» **Exercise description**
Give the number of lines below with "Used" in them, leaving out anything else.
___ Dataset entries ___
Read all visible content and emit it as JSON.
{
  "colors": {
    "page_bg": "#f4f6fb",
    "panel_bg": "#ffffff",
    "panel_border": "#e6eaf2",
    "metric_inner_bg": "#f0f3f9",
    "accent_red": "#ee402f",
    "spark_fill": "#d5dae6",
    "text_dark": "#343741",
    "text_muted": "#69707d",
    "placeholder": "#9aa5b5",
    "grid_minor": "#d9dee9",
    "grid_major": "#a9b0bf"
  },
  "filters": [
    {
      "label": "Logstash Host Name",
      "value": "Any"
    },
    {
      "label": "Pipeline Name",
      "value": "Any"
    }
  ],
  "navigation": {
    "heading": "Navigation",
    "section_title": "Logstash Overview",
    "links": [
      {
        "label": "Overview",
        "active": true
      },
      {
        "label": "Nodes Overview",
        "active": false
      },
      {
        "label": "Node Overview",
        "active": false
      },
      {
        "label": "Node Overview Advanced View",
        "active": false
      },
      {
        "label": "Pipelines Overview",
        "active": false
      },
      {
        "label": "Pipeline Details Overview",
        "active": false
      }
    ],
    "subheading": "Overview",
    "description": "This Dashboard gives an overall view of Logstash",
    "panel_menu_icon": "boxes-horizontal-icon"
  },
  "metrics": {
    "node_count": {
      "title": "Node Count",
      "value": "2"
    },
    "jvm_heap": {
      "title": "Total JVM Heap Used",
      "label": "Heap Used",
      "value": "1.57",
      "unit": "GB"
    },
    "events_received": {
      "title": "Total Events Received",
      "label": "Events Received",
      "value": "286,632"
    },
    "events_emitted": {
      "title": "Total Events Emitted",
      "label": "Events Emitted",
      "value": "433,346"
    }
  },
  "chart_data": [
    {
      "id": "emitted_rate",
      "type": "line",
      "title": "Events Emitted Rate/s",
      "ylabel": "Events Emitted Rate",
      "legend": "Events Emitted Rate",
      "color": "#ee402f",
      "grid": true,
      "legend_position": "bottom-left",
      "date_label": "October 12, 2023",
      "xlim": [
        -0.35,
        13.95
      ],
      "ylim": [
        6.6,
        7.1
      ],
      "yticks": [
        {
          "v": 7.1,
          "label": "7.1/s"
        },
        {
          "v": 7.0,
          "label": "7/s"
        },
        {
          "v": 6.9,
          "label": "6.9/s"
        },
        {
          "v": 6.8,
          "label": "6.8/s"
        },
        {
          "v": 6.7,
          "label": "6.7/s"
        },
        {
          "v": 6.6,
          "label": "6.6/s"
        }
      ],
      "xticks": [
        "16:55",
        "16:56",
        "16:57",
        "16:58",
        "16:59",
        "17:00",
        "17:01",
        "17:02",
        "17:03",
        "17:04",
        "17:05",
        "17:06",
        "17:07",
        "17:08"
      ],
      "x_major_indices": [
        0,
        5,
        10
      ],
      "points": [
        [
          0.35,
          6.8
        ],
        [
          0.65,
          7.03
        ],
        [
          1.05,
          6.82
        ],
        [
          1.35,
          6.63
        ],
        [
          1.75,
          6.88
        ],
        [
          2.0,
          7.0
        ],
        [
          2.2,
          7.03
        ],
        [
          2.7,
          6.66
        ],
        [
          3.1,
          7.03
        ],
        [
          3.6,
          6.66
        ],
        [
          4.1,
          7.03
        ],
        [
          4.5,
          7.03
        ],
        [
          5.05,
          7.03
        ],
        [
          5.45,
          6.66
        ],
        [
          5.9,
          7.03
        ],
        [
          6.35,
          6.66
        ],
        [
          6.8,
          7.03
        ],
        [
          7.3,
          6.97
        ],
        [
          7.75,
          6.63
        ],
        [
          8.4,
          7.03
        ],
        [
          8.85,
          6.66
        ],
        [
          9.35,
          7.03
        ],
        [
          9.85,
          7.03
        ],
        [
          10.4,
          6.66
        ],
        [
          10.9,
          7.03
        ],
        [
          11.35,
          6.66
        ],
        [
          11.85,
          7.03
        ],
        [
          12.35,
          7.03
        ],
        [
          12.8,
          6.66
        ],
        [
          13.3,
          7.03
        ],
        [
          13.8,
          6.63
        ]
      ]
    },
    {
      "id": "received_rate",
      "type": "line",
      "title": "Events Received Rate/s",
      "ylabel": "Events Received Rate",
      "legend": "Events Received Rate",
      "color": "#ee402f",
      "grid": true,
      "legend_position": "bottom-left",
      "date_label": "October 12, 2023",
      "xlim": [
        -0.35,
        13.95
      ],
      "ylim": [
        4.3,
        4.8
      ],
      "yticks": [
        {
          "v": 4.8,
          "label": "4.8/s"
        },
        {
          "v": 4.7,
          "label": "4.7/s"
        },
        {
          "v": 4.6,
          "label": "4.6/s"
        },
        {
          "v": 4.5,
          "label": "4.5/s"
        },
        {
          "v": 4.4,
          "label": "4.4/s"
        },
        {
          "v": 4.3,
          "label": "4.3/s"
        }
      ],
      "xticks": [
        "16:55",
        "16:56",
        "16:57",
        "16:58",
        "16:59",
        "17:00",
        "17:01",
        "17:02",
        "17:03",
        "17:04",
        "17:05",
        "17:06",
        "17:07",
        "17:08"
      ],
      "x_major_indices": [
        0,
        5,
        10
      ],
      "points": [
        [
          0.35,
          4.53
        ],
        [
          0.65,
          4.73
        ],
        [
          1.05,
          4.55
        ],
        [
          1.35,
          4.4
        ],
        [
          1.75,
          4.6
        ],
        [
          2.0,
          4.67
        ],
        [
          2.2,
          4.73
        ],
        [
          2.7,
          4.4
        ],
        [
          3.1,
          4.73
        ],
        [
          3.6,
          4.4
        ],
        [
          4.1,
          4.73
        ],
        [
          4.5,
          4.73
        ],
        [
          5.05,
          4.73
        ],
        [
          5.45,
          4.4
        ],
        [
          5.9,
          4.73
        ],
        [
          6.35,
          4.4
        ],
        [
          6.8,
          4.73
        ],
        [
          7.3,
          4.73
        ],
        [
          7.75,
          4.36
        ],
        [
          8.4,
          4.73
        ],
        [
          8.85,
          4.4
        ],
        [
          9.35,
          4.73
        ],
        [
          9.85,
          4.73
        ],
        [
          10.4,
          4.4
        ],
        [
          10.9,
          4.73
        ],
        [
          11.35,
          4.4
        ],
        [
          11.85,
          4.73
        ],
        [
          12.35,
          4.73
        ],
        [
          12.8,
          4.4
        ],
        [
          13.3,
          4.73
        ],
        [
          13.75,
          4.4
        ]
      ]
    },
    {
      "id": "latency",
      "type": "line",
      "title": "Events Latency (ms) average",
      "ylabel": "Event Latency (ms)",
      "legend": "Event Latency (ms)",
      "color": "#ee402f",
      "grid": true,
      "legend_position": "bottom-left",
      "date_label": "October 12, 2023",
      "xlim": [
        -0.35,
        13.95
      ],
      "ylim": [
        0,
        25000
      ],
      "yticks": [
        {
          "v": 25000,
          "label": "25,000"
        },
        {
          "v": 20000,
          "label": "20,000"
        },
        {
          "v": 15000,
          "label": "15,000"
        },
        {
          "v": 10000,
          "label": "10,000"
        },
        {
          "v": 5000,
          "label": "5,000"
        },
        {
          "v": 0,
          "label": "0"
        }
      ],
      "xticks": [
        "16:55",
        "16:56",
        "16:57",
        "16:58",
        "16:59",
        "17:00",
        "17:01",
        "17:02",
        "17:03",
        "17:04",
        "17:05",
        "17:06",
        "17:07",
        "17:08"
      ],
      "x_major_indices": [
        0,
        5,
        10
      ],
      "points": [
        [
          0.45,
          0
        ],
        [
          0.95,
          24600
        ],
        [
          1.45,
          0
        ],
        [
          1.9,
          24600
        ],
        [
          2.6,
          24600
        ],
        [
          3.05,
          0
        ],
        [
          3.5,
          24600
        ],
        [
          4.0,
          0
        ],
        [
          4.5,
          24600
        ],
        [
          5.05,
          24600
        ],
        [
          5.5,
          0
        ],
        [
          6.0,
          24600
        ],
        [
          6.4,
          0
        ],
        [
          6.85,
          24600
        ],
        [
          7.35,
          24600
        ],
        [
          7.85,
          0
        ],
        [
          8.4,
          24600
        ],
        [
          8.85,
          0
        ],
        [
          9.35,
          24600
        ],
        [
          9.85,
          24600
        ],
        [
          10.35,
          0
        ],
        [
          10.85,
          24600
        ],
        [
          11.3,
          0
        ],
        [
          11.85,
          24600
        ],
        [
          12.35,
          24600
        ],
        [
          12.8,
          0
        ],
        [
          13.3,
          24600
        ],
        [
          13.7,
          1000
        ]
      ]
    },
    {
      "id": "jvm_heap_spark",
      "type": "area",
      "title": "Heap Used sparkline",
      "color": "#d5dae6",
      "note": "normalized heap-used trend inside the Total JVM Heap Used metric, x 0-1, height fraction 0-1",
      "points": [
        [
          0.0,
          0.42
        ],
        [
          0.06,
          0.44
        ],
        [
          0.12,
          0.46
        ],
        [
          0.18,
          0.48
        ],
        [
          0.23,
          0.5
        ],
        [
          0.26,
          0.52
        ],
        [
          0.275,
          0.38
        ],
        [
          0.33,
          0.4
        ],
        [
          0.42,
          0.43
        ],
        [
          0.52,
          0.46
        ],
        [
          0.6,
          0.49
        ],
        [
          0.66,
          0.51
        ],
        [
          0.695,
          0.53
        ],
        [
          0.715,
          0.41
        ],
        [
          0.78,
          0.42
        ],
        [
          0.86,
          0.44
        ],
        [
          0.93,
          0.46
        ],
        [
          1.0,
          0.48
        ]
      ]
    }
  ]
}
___
» **Exercise response**
4